** Records to use follows **

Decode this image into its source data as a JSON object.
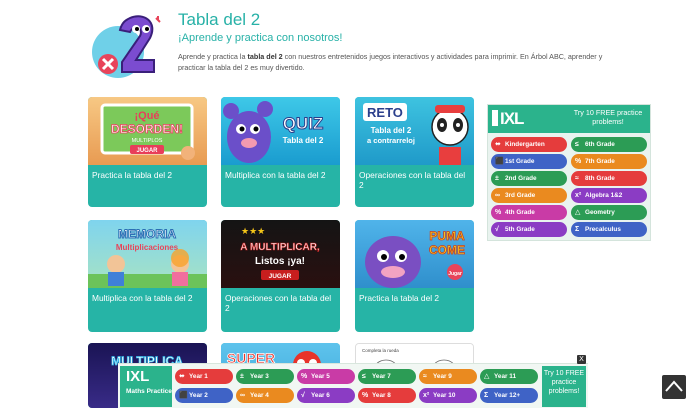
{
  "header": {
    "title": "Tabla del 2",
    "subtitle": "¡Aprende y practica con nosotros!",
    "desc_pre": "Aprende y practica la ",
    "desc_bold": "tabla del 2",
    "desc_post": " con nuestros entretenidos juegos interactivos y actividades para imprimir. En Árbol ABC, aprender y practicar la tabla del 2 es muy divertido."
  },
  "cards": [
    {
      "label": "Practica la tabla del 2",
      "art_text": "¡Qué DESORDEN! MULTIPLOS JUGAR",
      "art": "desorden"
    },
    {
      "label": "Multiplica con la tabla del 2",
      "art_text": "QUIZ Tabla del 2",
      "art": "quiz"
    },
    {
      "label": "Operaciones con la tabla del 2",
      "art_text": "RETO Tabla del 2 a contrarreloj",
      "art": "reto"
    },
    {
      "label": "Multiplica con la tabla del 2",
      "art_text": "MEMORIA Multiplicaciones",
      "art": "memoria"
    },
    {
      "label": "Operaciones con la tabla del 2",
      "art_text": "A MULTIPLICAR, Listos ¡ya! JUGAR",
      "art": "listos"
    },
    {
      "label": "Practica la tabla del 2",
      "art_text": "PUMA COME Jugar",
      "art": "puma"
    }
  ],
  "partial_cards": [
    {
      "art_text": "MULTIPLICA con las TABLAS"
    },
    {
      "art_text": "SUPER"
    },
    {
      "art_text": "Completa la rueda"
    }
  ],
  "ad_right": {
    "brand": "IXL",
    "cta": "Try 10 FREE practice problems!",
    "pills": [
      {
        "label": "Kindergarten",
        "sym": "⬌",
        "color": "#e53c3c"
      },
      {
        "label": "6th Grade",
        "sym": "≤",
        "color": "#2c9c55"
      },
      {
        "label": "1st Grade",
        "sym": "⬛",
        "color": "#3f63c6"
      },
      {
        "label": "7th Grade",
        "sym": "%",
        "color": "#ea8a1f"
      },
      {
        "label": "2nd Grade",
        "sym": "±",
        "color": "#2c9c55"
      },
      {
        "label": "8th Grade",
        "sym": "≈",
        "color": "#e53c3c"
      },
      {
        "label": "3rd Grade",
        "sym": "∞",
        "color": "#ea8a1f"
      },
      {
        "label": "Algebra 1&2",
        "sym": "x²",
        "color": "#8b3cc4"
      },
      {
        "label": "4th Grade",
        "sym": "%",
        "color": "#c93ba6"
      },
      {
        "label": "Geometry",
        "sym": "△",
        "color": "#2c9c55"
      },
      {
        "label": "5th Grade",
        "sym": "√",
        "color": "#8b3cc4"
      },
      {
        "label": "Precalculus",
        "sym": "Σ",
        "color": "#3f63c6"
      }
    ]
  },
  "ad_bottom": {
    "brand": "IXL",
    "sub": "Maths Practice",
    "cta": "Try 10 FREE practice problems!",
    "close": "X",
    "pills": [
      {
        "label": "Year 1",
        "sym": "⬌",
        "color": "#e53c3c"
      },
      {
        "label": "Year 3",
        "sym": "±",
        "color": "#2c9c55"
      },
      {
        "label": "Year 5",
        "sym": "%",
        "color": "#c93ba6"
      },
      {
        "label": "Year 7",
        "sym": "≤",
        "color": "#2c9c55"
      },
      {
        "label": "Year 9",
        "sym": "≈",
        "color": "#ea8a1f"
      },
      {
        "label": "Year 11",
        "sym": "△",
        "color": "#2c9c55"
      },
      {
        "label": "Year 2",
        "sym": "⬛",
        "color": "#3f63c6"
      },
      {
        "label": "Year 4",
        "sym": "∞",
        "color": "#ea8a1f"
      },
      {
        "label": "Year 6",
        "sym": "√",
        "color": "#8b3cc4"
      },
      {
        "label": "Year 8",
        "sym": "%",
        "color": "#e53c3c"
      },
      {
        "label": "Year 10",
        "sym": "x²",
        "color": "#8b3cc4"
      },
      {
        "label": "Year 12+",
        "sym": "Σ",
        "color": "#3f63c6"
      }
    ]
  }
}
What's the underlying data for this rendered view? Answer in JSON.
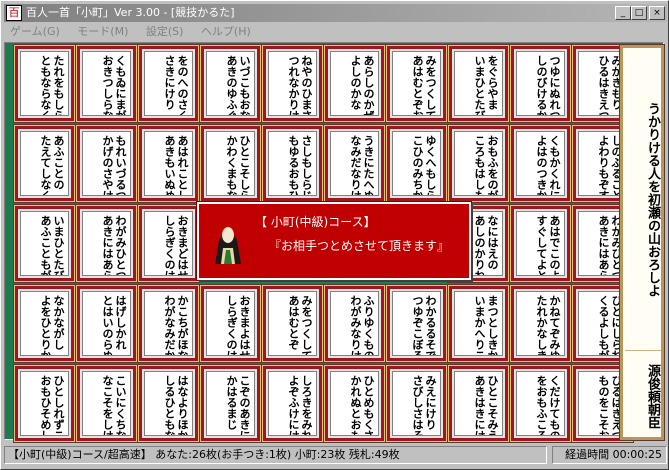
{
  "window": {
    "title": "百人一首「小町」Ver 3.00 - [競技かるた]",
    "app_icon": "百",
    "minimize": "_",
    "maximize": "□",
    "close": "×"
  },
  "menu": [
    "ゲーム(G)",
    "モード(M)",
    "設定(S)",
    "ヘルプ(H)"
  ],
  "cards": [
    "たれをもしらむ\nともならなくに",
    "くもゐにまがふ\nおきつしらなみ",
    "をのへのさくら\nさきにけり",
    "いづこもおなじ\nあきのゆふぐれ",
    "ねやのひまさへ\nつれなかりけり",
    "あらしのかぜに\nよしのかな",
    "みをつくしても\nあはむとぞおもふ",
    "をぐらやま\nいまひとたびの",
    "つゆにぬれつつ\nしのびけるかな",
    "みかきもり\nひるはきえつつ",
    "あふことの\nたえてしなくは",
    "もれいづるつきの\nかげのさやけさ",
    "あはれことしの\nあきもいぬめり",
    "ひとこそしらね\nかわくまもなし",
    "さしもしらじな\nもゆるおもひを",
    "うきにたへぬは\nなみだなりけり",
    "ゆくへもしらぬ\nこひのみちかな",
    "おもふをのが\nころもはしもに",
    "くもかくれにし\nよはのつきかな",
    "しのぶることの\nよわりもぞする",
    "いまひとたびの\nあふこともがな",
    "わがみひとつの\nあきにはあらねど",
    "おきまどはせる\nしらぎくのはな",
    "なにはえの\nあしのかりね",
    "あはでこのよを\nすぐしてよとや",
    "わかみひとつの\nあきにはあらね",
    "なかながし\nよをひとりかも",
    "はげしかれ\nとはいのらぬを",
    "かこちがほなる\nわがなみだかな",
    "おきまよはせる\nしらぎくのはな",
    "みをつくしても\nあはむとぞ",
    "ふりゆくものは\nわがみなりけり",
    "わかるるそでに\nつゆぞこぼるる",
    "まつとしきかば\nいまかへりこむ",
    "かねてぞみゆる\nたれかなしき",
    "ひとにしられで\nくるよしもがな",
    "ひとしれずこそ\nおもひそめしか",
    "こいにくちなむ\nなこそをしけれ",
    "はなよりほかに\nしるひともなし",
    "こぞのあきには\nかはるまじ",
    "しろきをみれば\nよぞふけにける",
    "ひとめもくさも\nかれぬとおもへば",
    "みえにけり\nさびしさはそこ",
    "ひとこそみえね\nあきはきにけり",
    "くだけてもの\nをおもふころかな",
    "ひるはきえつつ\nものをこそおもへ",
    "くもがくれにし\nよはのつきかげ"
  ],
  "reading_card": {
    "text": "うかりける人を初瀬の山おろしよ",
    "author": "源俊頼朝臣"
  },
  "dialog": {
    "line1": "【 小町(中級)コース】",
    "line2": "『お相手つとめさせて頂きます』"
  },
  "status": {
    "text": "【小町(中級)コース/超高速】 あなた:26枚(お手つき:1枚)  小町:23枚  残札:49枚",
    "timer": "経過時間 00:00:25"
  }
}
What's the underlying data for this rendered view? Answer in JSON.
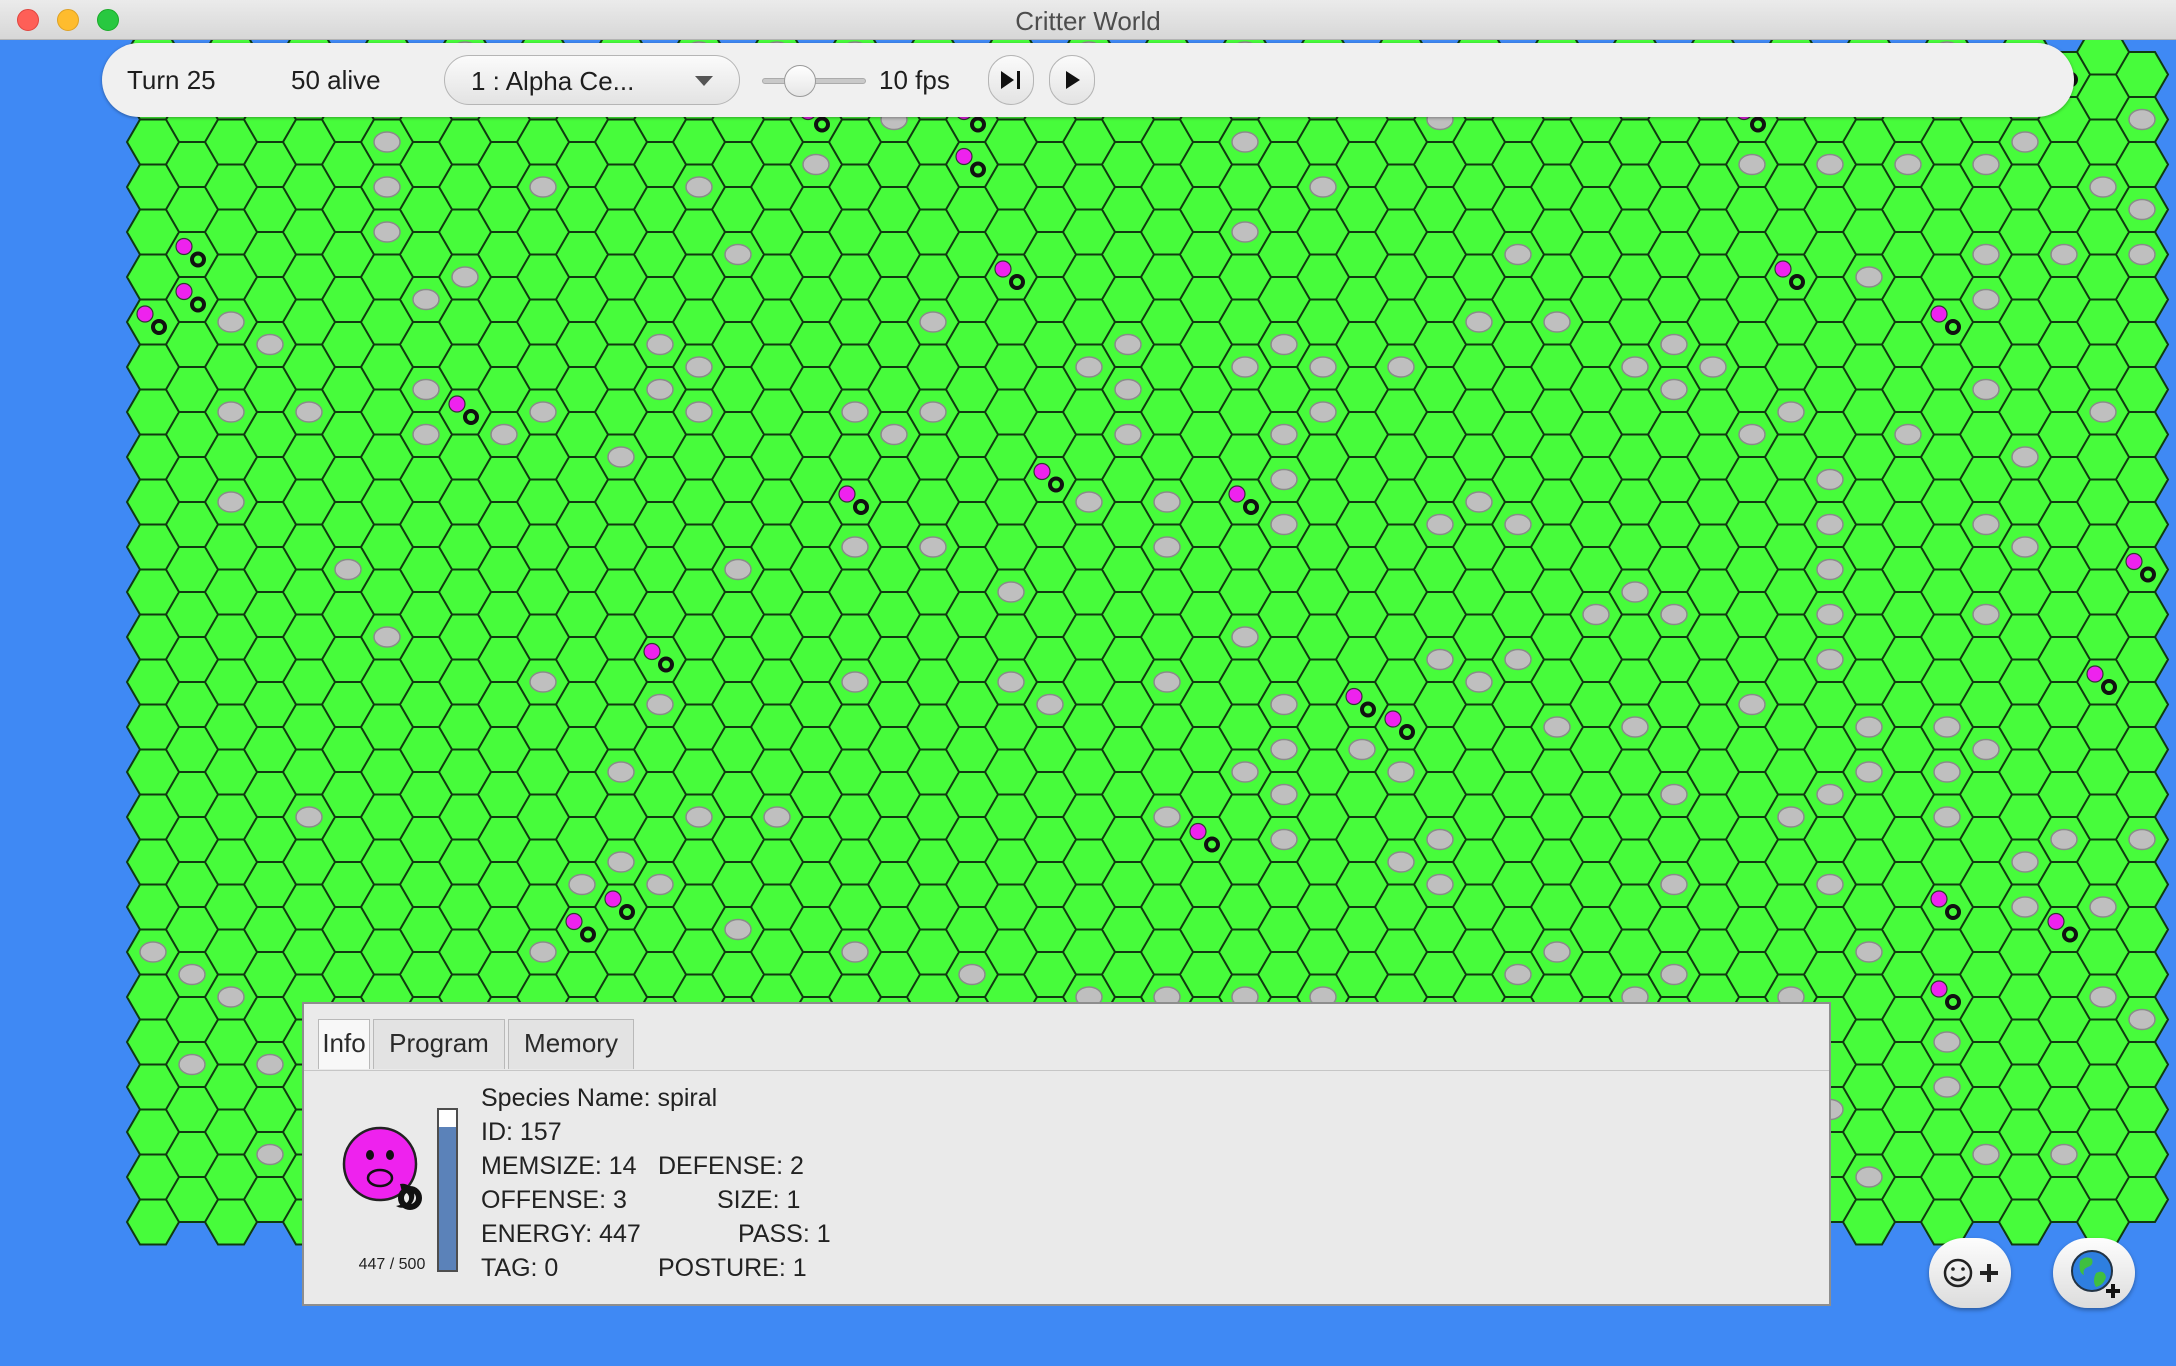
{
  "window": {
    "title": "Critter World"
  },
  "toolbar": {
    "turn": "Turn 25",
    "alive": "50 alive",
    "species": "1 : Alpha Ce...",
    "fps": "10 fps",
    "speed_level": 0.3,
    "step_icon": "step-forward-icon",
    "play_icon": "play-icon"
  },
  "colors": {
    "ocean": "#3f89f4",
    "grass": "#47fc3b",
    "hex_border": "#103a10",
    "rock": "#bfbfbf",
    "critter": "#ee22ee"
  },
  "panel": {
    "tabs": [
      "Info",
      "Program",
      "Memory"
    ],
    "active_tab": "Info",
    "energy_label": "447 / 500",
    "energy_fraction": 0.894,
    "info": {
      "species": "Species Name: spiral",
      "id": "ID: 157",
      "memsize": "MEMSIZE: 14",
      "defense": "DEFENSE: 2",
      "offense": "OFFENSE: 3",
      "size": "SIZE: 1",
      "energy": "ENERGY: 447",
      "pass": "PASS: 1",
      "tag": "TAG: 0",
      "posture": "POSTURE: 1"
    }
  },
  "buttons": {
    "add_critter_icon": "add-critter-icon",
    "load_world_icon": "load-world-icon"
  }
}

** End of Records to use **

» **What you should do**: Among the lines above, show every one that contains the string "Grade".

» **Exercise result**:
        "label": "6th Grade",
        "label": "1st Grade",
        "label": "7th Grade",
        "label": "2nd Grade",
        "label": "8th Grade",
        "label": "3rd Grade",
        "label": "4th Grade",
        "label": "5th Grade",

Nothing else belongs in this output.